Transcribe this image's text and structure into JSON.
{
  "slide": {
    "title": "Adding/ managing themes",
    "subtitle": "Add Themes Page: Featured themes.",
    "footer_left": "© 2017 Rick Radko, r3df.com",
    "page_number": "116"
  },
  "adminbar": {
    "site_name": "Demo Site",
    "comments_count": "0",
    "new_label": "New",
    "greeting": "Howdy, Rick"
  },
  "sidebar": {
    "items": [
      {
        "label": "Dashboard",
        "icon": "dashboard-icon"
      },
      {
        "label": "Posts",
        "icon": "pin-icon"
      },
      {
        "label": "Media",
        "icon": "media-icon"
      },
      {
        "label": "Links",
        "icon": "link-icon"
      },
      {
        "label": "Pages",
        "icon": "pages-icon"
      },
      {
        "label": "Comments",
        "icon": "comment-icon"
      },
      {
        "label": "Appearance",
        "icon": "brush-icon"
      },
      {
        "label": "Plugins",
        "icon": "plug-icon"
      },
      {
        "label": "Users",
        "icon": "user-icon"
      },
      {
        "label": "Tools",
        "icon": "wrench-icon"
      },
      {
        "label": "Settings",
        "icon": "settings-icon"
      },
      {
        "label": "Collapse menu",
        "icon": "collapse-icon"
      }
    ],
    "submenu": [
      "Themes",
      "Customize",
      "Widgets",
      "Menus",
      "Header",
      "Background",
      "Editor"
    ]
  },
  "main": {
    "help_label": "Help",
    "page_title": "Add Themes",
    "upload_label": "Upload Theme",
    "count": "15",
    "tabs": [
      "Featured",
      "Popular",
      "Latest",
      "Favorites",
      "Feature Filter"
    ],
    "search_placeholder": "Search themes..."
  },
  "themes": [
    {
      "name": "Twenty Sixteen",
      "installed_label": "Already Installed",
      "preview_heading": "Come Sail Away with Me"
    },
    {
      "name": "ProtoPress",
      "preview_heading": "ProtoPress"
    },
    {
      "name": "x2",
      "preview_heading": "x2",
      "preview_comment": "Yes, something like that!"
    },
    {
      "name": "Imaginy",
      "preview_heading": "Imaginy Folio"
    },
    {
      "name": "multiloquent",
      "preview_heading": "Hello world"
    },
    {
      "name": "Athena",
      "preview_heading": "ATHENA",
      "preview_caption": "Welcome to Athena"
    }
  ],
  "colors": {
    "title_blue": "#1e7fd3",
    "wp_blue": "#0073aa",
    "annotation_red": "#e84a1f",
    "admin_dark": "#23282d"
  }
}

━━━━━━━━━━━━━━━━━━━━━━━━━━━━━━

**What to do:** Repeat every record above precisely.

**Solution to this task:**
Transcribe this image's text and structure into JSON.
{
  "slide": {
    "title": "Adding/ managing themes",
    "subtitle": "Add Themes Page: Featured themes.",
    "footer_left": "© 2017 Rick Radko, r3df.com",
    "page_number": "116"
  },
  "adminbar": {
    "site_name": "Demo Site",
    "comments_count": "0",
    "new_label": "New",
    "greeting": "Howdy, Rick"
  },
  "sidebar": {
    "items": [
      {
        "label": "Dashboard",
        "icon": "dashboard-icon"
      },
      {
        "label": "Posts",
        "icon": "pin-icon"
      },
      {
        "label": "Media",
        "icon": "media-icon"
      },
      {
        "label": "Links",
        "icon": "link-icon"
      },
      {
        "label": "Pages",
        "icon": "pages-icon"
      },
      {
        "label": "Comments",
        "icon": "comment-icon"
      },
      {
        "label": "Appearance",
        "icon": "brush-icon"
      },
      {
        "label": "Plugins",
        "icon": "plug-icon"
      },
      {
        "label": "Users",
        "icon": "user-icon"
      },
      {
        "label": "Tools",
        "icon": "wrench-icon"
      },
      {
        "label": "Settings",
        "icon": "settings-icon"
      },
      {
        "label": "Collapse menu",
        "icon": "collapse-icon"
      }
    ],
    "submenu": [
      "Themes",
      "Customize",
      "Widgets",
      "Menus",
      "Header",
      "Background",
      "Editor"
    ]
  },
  "main": {
    "help_label": "Help",
    "page_title": "Add Themes",
    "upload_label": "Upload Theme",
    "count": "15",
    "tabs": [
      "Featured",
      "Popular",
      "Latest",
      "Favorites",
      "Feature Filter"
    ],
    "search_placeholder": "Search themes..."
  },
  "themes": [
    {
      "name": "Twenty Sixteen",
      "installed_label": "Already Installed",
      "preview_heading": "Come Sail Away with Me"
    },
    {
      "name": "ProtoPress",
      "preview_heading": "ProtoPress"
    },
    {
      "name": "x2",
      "preview_heading": "x2",
      "preview_comment": "Yes, something like that!"
    },
    {
      "name": "Imaginy",
      "preview_heading": "Imaginy Folio"
    },
    {
      "name": "multiloquent",
      "preview_heading": "Hello world"
    },
    {
      "name": "Athena",
      "preview_heading": "ATHENA",
      "preview_caption": "Welcome to Athena"
    }
  ],
  "colors": {
    "title_blue": "#1e7fd3",
    "wp_blue": "#0073aa",
    "annotation_red": "#e84a1f",
    "admin_dark": "#23282d"
  }
}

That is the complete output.